• **Brief**
Search the data for lines holding the word "will". State how many there are, and nothing else.

─── Material shown

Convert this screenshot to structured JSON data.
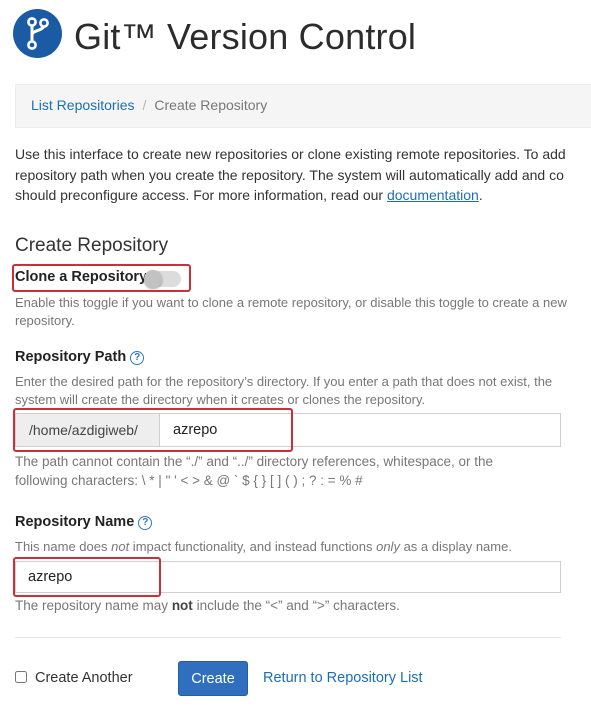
{
  "header": {
    "title": "Git™ Version Control",
    "logo_icon": "git-branch-icon",
    "logo_color": "#1b5ba4"
  },
  "breadcrumb": {
    "items": [
      "List Repositories",
      "Create Repository"
    ],
    "separator": "/"
  },
  "intro": {
    "line1": "Use this interface to create new repositories or clone existing remote repositories. To add",
    "line2": "repository path when you create the repository. The system will automatically add and co",
    "line3_prefix": "should preconfigure access. For more information, read our ",
    "link": "documentation",
    "line3_suffix": "."
  },
  "form": {
    "section_title": "Create Repository",
    "clone": {
      "label": "Clone a Repository",
      "enabled": false,
      "help": "Enable this toggle if you want to clone a remote repository, or disable this toggle to create a new repository."
    },
    "path": {
      "label": "Repository Path",
      "help_icon": "question-circle-icon",
      "help": "Enter the desired path for the repository’s directory. If you enter a path that does not exist, the system will create the directory when it creates or clones the repository.",
      "prefix": "/home/azdigiweb/",
      "value": "azrepo",
      "note_line1": "The path cannot contain the “./” and “../” directory references, whitespace, or the",
      "note_line2": "following characters: \\ * | \" ' < > & @ ` $ { } [ ] ( ) ; ? : = % #"
    },
    "name": {
      "label": "Repository Name",
      "help_icon": "question-circle-icon",
      "help_a": "This name does ",
      "help_em1": "not",
      "help_b": " impact functionality, and instead functions ",
      "help_em2": "only",
      "help_c": " as a display name.",
      "value": "azrepo",
      "note_a": "The repository name may ",
      "note_bold": "not",
      "note_b": " include the “<” and “>” characters."
    },
    "create_another_label": "Create Another",
    "create_button": "Create",
    "return_link": "Return to Repository List"
  },
  "colors": {
    "accent": "#2f6fbd",
    "link": "#1b6fb8",
    "highlight": "#cc2f3a"
  }
}
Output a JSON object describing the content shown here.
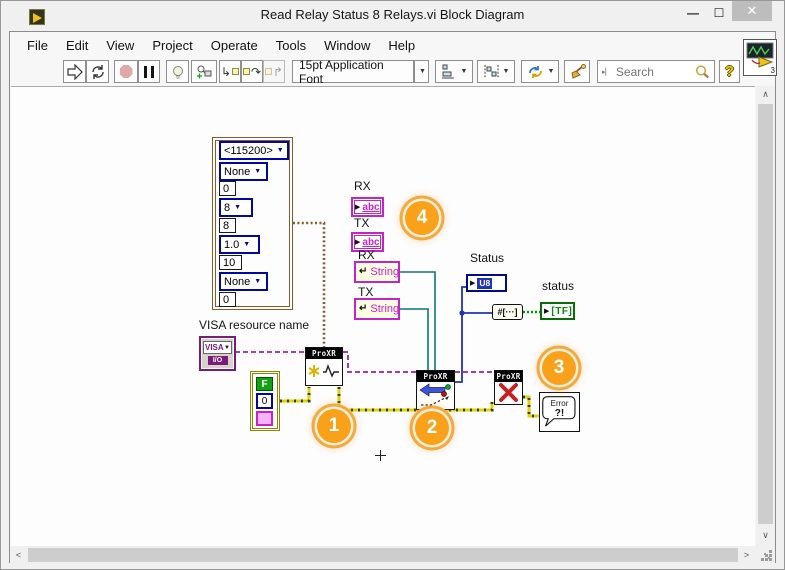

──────

• **Solution**
2